In addition, part of the predevelopment process is to determine the capacity of the project to operate and be sustained. This project is not at that stage of development. First, what needs to be determined is if the state or local government agencies have any plans to develop a competing project, and, secondly, to determine if the use of a revenue based model is acceptable to the region?
A map will be available for review, however, the alignments will need to be evaluated on construction expense, public impacts, environmental impacts, social impacts, and connectivity prior to being provided for review. At this point in the development, the best alignment has not yet been identified but would be available for public comment during the development of an environmental document which is already required by law.
The interchanges to this process will be identified while working with local transportation planners for state and local governments. This toll, however, is using private capital which requires the identification of the revenue models that are available be identified prior to expense being generated on any specific design component.
In response to a Comprehensive Development Agreement, the Department of Transportation enters into a CDA once the financial components of a project have been identified. This process is referred to as a risk analysis. There will first be a Memorandum of Understanding that assigns roles and responsibilities. Then comes the process of developing a financial model and early stage project specifics will begin. This does not commit local government to accepting a project, but it does allow for the introduction of private capital to begin a process that is designed to service a need that current transportation funding will not.
For any process to begin on a potential transportation facility, it must be on the Transportation Improvement Plan.
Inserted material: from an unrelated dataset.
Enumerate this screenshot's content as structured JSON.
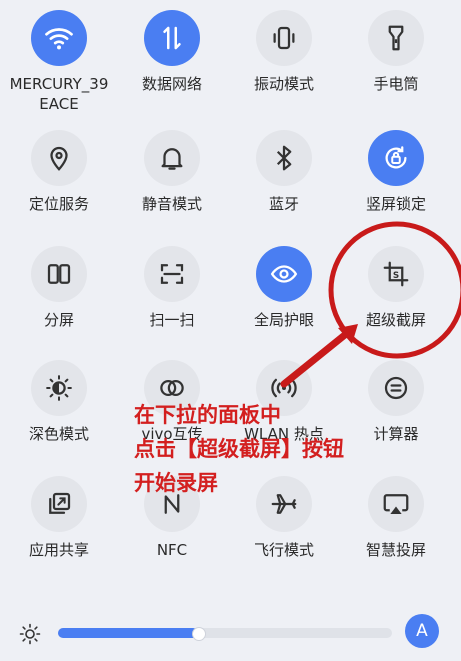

This is based on a Federal requirement that all major transportation be evaluated for its impact on air quality. Although it provides a platform for public comments, the process was designed to allow the general public to be a part of the decisions when it pertains to the expenditures of the state and local government to specific projects that are to be developed. This would not hold true in this project since the funding is private and not public dollars.
Also in response to the federal highway aid, this project would not be subject to that system or funding. It may become a part of the system, but I would expect that inclusion to be for emergency management and government oversight reasons only. In regards to the guarantee of no taxpayer exposure, there are examples around the state with distressed tollway projects that are local or state facilities. There are also examples of projects that have private capital included where the project is on the state system and the project is under financial strain, but the state has no exposure and derives income from the project during the financial strain. There are projects that have been built by state funds that are not producing funds needed to offset the costs.
This project is not under any of those scenarios and, if a default were to occur, it would be at the exposure of the debt issuer to keep the project alive, not the taxpayer. There has been a great deal of work in getting this separation at the legislative level to protect taxpayers and provide that covering to existing tax revenue. The best way to support – or not support – the project would be using it once it is built or choosing not to. Other than that, we suggest everyone stay involved in the process.
Duane Gordy is Executive Officer of the Creative Development Services LLC. He can be reached at firstname.lastname@example.org